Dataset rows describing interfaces
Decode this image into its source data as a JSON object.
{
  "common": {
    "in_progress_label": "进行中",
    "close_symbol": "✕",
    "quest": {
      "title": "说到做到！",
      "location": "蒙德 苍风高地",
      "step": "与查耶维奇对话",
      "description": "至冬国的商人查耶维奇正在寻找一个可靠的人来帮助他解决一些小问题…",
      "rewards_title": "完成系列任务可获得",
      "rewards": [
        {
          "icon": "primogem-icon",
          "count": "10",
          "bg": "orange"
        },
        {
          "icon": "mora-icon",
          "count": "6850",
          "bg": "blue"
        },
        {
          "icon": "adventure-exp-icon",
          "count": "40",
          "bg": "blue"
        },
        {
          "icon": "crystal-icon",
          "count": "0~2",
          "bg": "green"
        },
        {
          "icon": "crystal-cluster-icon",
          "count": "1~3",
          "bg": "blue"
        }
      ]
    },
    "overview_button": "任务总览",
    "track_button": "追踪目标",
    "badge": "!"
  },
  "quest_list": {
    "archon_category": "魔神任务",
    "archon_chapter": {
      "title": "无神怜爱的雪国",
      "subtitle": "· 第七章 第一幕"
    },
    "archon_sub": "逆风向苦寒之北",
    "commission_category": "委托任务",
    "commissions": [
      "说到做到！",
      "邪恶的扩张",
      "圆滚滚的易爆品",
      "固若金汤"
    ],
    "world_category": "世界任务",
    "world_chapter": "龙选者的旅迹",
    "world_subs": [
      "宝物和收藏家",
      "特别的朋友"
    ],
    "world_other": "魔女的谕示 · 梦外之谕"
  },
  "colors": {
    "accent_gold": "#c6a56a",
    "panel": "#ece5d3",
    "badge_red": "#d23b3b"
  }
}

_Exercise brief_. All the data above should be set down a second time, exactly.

_Exercise answer_.
Decode this image into its source data as a JSON object.
{
  "common": {
    "in_progress_label": "进行中",
    "close_symbol": "✕",
    "quest": {
      "title": "说到做到！",
      "location": "蒙德 苍风高地",
      "step": "与查耶维奇对话",
      "description": "至冬国的商人查耶维奇正在寻找一个可靠的人来帮助他解决一些小问题…",
      "rewards_title": "完成系列任务可获得",
      "rewards": [
        {
          "icon": "primogem-icon",
          "count": "10",
          "bg": "orange"
        },
        {
          "icon": "mora-icon",
          "count": "6850",
          "bg": "blue"
        },
        {
          "icon": "adventure-exp-icon",
          "count": "40",
          "bg": "blue"
        },
        {
          "icon": "crystal-icon",
          "count": "0~2",
          "bg": "green"
        },
        {
          "icon": "crystal-cluster-icon",
          "count": "1~3",
          "bg": "blue"
        }
      ]
    },
    "overview_button": "任务总览",
    "track_button": "追踪目标",
    "badge": "!"
  },
  "quest_list": {
    "archon_category": "魔神任务",
    "archon_chapter": {
      "title": "无神怜爱的雪国",
      "subtitle": "· 第七章 第一幕"
    },
    "archon_sub": "逆风向苦寒之北",
    "commission_category": "委托任务",
    "commissions": [
      "说到做到！",
      "邪恶的扩张",
      "圆滚滚的易爆品",
      "固若金汤"
    ],
    "world_category": "世界任务",
    "world_chapter": "龙选者的旅迹",
    "world_subs": [
      "宝物和收藏家",
      "特别的朋友"
    ],
    "world_other": "魔女的谕示 · 梦外之谕"
  },
  "colors": {
    "accent_gold": "#c6a56a",
    "panel": "#ece5d3",
    "badge_red": "#d23b3b"
  }
}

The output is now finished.